comments 2

SideBySide [c++, Mobile, Mac, Games]

sidebyside-computer copy

Karl D.D. Willis, Ivan Poupyrev, Scott E. Hudson and Moshe Mahler have just released details of their latest project at Disney Research, a novel interactive system that allows multiple people to play and work together using a custom handheld device. The device combines handheld projector, IR camera and a ranging sensor. The project is a step forward from MotionBeam, first project by members of the team developed with Disney and  Computational Design Lab at Carnegie Mellon University.

The system is immediate and simple: users simply project onto a surface and their projection becomes aware and responsive to other projections nearby.
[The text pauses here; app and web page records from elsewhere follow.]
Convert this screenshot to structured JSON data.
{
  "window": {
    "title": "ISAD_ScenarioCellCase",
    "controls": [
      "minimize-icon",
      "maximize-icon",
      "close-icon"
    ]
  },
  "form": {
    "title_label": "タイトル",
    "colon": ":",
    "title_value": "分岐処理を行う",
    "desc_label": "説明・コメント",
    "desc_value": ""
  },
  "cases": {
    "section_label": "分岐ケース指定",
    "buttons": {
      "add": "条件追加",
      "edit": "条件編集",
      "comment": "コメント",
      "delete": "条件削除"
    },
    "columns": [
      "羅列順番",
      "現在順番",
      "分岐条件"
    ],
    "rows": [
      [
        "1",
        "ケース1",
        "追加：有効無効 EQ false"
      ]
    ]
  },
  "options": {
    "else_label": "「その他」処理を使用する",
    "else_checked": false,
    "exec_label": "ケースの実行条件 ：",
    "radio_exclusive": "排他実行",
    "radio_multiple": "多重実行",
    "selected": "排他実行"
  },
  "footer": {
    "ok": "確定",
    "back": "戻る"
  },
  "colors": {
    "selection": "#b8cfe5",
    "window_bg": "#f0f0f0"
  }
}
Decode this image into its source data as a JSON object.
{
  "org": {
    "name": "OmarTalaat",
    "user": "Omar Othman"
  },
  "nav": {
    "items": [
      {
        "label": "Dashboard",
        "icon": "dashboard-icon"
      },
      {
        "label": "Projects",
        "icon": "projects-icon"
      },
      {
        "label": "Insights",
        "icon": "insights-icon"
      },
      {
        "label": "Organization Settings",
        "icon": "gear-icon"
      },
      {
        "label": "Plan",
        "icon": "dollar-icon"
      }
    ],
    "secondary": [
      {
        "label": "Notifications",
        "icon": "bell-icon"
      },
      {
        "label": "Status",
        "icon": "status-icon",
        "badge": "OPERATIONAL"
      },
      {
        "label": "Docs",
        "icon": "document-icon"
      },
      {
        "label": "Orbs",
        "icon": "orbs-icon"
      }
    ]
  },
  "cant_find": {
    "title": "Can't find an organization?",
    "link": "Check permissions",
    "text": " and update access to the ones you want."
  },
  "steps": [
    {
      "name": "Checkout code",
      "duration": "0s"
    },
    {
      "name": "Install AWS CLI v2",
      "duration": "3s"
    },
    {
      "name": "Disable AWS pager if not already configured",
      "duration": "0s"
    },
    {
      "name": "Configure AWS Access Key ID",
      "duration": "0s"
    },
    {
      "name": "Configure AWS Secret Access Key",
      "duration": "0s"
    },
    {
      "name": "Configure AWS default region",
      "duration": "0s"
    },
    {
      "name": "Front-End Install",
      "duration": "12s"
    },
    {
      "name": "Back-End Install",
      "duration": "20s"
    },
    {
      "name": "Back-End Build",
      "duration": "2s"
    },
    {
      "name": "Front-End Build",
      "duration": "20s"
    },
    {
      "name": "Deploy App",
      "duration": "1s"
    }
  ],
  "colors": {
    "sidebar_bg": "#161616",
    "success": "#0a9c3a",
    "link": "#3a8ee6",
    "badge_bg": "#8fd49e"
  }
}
Interaction can range from projector-based games, such as boxing with projected characters, to everyday tasks such as exchanging contact information by ‘dragging and dropping’ onto another user’s projection.

The system consists of a hybrid mobile projector that outputs both visible and invisible projections at the same time. The invisible projection contains tracking data that can be recognised by the device camera, allowing accurate location tracking of multiple projections and lightweight communication between devices. The games range from boxing match to task management and file exchange. See video for details.

The current setup runs two separate handheld devices on a single Apple MacBook Pro (2.89 GHz Intel Core 2 Duo) at a frame rate of ~45fps. Camera imagery is processed at 640×480 pixels and graphics are outputted at 800×600 pixels before being downscaled to the 480×320 resolution supported by the DLP projection engine. The underlying ARToolKitPlus tracking library is designed for use with mobile devices. The team believes SideBySide will run sufficiently on a current generation mobile device and within 2-4 years and will match the performance of their current implementation.

You can download the full project paper here : PDF, 2.2MB

Project Page

The SideBySide project is being developed at Disney Research Pittsburgh and the Computational Design Lab / DevLabCarnegie Mellon University by Karl D.D. WillisIvan PoupyrevScott Hudson, and Moshe Mahler.

  • FFD8

    wooow – splitting the projector into IR + one channel normal projection = brilliant!

  • rv

    check this out, concepted and put on vimeo 2 years ago.